9 Wrong And 8 Right Ways Students Should Use Technology Technology is a tool. It’s not a learning outcome. Too often do we get distracted by all the activities and action we can perform with an iPad or some other device. We can post to Edmodo! Make a Prezi! Post to Facebook! But they’re not really learning. That’s the idea behind the fabulous visual I saw on George Couros’ blog (great read!) Don’t get me wrong, you can do a lot of good with technology in the classroom.

84 Quick & Healthy Meals in Minutes! Cooking for better nutrition and weight management doesn't have to mean hours in the kitchen or complicated culinary techniques. These meals and snacks, part of our 30-Day "Fit Food" Challenge, are quick, easy, and full of flavor! Here you'll find four weeks' worth of breakfasts, lunches and dinners, plus healthy snacks to round out your day. These meals are also flexible so that you can pick and choose what to eat on a given day based on time and taste preferences. 30 Days of Fit Food: Meal Plans & Shopping List (Get your shopping list for the week here!) 1. 2. 3. 4. 5. 6. 7. Week 1: Lunches 1. 2. 3. 4. 5. 6. 7. Week 1: Dinners 1. 2. 3. 4. 5. 6. 7. Week 1: Snack Options Choose 1-2 snacks each day based on hunger and calorie needs: 1/2 cup fat-free cottage cheese with 1 cup of berries Mini bag of air-popped popcorn sprinkled with your favorite seasoning and 1 Tbsp parmesan cheese Carrots with 2 Tbsp hummus Homemade trail mix made with 1/2 cup multi-grain Cheerios and 1/4 cup dried fruit

Google Docs Research Tool: A Review [This is a guest post by Amanda French (@amandafrench), THATCamp Coordinator at George Mason University's Center for History and New Media.
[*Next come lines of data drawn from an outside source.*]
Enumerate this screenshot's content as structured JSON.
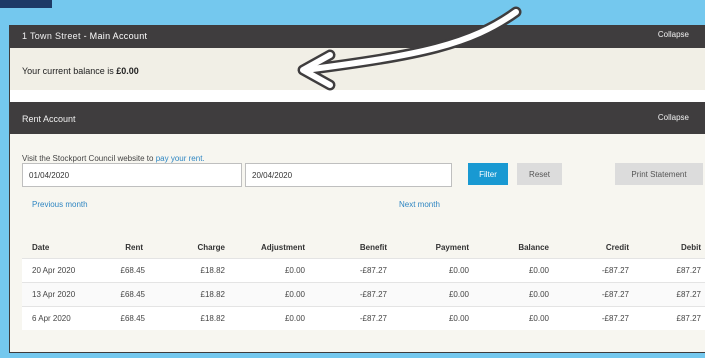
{
  "main_account": {
    "title": "1 Town Street",
    "subtitle": "- Main Account",
    "collapse_label": "Collapse",
    "balance_prefix": "Your current balance is",
    "balance_value": "£0.00"
  },
  "rent_account": {
    "title": "Rent Account",
    "collapse_label": "Collapse",
    "visit_text": "Visit the Stockport Council website to",
    "visit_link": "pay your rent.",
    "from_date": "01/04/2020",
    "to_date": "20/04/2020",
    "filter_label": "Filter",
    "reset_label": "Reset",
    "print_label": "Print Statement",
    "prev_month_label": "Previous month",
    "next_month_label": "Next month"
  },
  "table": {
    "columns": [
      "Date",
      "Rent",
      "Charge",
      "Adjustment",
      "Benefit",
      "Payment",
      "Balance",
      "Credit",
      "Debit"
    ],
    "rows": [
      [
        "20 Apr 2020",
        "£68.45",
        "£18.82",
        "£0.00",
        "-£87.27",
        "£0.00",
        "£0.00",
        "-£87.27",
        "£87.27"
      ],
      [
        "13 Apr 2020",
        "£68.45",
        "£18.82",
        "£0.00",
        "-£87.27",
        "£0.00",
        "£0.00",
        "-£87.27",
        "£87.27"
      ],
      [
        "6 Apr 2020",
        "£68.45",
        "£18.82",
        "£0.00",
        "-£87.27",
        "£0.00",
        "£0.00",
        "-£87.27",
        "£87.27"
      ]
    ]
  },
  "icons": {
    "annotation": "curved-arrow-icon"
  },
  "colors": {
    "background": "#74c8ee",
    "header": "#3f3d3e",
    "accent": "#1999d2",
    "link": "#2f86c2"
  }
}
You can read more about her (and by her) at] Yesterday I was unusually intrigued by a little yellow notification in a Google Doc I was working on. The new feature puts a new option in the Tools menu within a Google Doc called “Research.” Click to embiggen. Clicking on one of the results in that search will give you three options: Preview, Link, and Citation. It’s almost an old-fashioned looking footnote, too, with the traditional superscript numeral after the text you highlighted and the footnote at the bottom of the page. Anything that encourages people to cite their sources properly is inarguably a Good Thing, in my professorial opinion, so I’m a fan of this feature and plan to make sure that all my students know about it. However, there are a few equally inarguable limitations on this Good Thing. How about you? Return to Top

Flipping the Classroom – Simply Speaking – YouTube « Teaching English using web 2.0 I recently read this post; Flipped Classrom: The Full Picture for Higher education by Jackie Gerstein, Ed.D., where I found the Youtube video embedded below. Read the full article here and then take a look at the video. Sal Khan, of the Khan Academy, states: There was nothing practical that anyone could do about this broken “learning” model until recently. But we can now deliver on-demand content to any student for nearly zero incremental cost. Ten years from today, students will be learning at their own pace. Like this: Like Loading...